Presented by the Government Accountability Project & Open The Government
Sponsored by Open Gov Hub & the Press Freedom Defense Fundas part of the Whistleblower Workshop Series (see other events in the series here).
This training workshop will offer insights to public interest activists on how to safely and effectively maximize the potential of two important tools for transparency: whistleblowers and FOIA.
Information about government or corporate abuses or dangerous practices can catalyze accountability and reform on issues of critical importance to public interest activists. Whistleblowers—employees who choose to disclose information about serious misconduct—can be important allies to public interest advocates. Whistleblowers have released powerful audio showing the effects of family separation of immigrants on the Southern border; exposed lavish spending and conflicts of interest by Administration cabinet heads; and revealed evidence of Russian interference with U.S. elections, all of which have galvanized Congressional oversight, hearings, investigations, and widespread citizen engagement. Information harnessed is essential to democracy.
Complimenting the power of inside information, the Freedom of Information Act (FOIA) is also a critical investigative tool for journalists and organizations to amplify and expand on a whistleblower’s disclosures to advance policy advocacy.
Unsurprisingly, whistleblowers are at risk of reprisal for exposing abuses of power, as are the journalists and organizations who may work with them, with FOIA most recently being used as a way to identify employee sources. Thus while working with whistleblowers and using FOIA can leverage change, those who work with whistleblowers and use FOIA to investigate their claims must do so safely.
This training workshop will discuss the rights and vulnerabilities of employee sources while offering tactics to help leverage their information, including using FOIA, while minimizing their risk. Attendees will learn and discuss:
How whistleblowers have been critical to exposing abuses and helping advocacy campaigns
Basics about the legal rights and vulnerabilities of government and corporate whistleblowers
How to minimize reprisal risks to whistleblowers and to your organization
The pros and cons of keeping a source anonymous
How to use FOIA strategically and safely to expand on a whistleblower’s disclosure
How to use collaborative FOIA efforts to access information and fuel advocacy campaigns
Rick Blum, Policy Director, Reporters Committee for Freedom of the Press
Dana Gold, Director of Education at the Government Accountability Project
Jesse Franzblau, Policy Analyst with Open the Government

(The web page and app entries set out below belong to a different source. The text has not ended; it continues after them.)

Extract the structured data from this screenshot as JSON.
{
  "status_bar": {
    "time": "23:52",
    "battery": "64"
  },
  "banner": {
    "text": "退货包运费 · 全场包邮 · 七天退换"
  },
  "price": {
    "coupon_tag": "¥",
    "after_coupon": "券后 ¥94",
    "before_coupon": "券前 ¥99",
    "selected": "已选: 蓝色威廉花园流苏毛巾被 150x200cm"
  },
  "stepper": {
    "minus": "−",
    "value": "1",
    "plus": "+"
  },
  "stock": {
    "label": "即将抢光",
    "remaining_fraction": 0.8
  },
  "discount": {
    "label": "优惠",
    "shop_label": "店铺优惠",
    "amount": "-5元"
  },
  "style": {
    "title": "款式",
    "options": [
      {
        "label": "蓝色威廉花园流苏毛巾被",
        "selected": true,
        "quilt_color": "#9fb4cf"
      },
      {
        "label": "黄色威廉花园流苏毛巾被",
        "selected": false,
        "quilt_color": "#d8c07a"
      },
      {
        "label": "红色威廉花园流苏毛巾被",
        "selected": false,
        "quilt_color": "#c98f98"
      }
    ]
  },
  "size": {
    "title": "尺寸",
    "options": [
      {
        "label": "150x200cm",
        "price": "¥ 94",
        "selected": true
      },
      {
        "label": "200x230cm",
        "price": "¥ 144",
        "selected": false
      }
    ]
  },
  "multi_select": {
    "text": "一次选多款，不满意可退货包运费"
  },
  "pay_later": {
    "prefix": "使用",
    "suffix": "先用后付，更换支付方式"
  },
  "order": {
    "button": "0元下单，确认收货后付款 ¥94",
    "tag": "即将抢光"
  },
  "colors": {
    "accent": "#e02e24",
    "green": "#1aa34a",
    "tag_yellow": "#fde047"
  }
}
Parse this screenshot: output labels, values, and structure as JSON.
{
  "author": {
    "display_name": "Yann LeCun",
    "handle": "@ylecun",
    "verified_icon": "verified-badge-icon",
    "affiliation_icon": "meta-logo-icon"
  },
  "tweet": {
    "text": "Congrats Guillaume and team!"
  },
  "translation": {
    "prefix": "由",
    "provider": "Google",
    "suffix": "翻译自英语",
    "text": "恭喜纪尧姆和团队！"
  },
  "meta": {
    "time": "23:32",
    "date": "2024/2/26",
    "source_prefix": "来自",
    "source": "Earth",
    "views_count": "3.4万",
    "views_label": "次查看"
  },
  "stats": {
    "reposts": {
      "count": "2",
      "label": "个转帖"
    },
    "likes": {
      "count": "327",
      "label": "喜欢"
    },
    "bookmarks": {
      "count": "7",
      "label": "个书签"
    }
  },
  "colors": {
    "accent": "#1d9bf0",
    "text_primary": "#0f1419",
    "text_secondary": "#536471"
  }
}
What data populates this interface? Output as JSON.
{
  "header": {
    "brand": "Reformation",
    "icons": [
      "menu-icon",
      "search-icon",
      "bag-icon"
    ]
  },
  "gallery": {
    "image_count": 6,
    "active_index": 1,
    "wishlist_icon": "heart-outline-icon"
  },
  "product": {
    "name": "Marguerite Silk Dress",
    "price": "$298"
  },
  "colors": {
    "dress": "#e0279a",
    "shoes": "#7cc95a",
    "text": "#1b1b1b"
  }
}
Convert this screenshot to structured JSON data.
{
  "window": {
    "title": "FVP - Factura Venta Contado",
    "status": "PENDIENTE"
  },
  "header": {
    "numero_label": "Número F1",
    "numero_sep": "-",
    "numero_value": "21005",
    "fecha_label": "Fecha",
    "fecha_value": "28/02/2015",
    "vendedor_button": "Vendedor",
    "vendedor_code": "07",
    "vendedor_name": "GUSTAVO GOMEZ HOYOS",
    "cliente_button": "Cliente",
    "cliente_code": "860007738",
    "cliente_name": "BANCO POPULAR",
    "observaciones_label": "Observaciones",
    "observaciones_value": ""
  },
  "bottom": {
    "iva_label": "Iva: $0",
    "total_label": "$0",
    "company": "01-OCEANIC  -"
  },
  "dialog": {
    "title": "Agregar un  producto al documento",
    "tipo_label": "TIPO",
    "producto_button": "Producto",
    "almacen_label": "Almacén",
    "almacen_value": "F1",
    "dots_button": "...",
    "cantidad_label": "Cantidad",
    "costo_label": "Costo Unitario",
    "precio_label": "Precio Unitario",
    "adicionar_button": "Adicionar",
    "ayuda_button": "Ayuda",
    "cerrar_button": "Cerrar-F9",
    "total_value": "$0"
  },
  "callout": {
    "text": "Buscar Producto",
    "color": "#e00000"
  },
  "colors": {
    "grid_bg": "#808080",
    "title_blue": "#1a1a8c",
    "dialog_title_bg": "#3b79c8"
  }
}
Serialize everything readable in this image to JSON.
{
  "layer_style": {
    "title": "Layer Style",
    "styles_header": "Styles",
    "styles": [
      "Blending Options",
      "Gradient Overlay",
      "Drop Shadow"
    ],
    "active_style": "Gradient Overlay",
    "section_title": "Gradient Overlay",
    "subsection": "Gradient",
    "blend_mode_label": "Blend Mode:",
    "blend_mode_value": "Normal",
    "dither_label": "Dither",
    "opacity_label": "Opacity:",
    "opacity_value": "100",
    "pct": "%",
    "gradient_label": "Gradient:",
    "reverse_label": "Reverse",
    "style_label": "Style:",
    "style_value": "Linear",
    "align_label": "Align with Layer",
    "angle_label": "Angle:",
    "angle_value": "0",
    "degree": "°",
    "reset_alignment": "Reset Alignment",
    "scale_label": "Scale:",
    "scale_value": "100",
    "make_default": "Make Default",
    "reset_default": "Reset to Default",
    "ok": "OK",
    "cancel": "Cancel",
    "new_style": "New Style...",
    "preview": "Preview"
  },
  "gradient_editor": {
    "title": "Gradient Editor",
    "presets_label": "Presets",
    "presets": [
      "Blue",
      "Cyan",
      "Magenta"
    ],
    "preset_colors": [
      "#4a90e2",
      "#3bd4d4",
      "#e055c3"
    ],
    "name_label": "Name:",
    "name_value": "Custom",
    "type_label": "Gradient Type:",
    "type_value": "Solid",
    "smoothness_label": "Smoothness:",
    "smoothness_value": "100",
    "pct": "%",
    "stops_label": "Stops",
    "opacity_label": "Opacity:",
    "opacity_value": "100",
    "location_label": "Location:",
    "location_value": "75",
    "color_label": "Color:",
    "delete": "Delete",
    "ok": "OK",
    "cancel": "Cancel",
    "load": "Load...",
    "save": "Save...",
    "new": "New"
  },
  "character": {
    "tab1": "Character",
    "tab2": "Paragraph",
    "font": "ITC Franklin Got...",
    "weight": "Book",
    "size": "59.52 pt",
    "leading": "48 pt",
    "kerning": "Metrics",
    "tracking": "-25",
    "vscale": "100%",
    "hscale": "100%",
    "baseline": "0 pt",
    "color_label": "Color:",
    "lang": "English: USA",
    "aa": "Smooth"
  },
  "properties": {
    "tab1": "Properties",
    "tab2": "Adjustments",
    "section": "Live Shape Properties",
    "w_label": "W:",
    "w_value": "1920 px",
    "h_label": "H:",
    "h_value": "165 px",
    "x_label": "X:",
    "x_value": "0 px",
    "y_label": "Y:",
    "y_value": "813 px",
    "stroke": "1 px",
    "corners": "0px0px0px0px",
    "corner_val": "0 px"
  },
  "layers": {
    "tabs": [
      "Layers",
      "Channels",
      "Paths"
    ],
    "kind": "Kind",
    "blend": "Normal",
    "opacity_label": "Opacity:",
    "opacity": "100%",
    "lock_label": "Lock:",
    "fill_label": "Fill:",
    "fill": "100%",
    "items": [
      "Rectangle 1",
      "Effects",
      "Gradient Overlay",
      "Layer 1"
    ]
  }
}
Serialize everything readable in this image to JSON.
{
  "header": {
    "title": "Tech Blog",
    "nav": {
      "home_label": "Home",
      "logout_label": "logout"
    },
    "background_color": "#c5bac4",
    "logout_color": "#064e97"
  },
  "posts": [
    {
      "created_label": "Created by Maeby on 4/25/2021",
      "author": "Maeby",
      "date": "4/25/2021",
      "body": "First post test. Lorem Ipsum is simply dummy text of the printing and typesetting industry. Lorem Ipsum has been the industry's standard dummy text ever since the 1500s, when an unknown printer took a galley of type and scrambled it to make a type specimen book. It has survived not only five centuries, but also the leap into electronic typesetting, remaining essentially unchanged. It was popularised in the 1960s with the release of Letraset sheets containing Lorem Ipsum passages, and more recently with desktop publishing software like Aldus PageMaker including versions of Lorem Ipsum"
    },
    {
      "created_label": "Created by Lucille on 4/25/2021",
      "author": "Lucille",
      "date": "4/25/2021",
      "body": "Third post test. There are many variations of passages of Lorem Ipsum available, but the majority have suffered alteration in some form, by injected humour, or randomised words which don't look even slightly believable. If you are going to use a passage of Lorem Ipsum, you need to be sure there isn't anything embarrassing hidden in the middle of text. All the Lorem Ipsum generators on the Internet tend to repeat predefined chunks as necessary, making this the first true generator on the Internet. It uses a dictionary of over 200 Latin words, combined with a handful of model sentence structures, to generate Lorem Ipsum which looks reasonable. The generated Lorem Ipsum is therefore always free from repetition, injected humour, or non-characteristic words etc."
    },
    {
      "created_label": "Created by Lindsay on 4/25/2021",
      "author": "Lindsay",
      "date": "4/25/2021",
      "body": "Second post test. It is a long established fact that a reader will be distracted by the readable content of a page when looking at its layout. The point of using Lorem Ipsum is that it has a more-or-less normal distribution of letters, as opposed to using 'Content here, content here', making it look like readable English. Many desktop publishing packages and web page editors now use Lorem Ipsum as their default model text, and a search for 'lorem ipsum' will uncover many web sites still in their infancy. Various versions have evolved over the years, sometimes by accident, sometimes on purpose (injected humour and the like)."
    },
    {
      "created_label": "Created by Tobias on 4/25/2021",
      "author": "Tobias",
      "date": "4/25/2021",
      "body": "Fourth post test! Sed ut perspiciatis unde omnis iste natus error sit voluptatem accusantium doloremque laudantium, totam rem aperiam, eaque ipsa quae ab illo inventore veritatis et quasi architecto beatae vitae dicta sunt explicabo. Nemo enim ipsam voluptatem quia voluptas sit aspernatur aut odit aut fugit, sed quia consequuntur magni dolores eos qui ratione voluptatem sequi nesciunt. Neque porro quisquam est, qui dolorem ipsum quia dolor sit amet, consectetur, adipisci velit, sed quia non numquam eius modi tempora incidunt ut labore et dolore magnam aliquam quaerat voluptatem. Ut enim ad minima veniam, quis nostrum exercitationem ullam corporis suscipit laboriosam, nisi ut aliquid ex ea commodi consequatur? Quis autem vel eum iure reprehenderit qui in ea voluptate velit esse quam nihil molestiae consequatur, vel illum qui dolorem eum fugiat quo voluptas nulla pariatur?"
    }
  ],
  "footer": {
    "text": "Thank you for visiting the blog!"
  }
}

James Risen, Director, Press Freedom Defense Fund/Senior National Security Correspondent, The Intercept
About GAP: The Government Accountability Project (GAP) is the nation’s leading whistleblower protection and advocacy organization, having represented or advised over 8,000 whistleblowers since 1977. GAP serves as an important lifeline for whistleblowers, helping them hold government and corporate institutions accountable by verifying their concerns and presenting problems to public officials, advocacy groups and journalists, and seeking justice if they suffer reprisal. In addition, GAP has drafted, spearheaded the campaigns to pass or helped defend all the federal whistleblower protection laws that exist today, and have established best practice standards for domestic and international whistleblower policies.
About OTG: Open the Government is an inclusive, nonpartisan coalition that works to strengthen our democracy and empower the public by advancing policies that create a more open, accountable, and responsive government. OTG brings together groups to facilitate coordination between advocates and open government experts on ways to increase access to information and best utilize the Freedom of Information Act (FOIA). OTG regularly conducts coalition strategy meetings and roundtable discussions to identify secrecy challenges and plan collective calls for government transparency.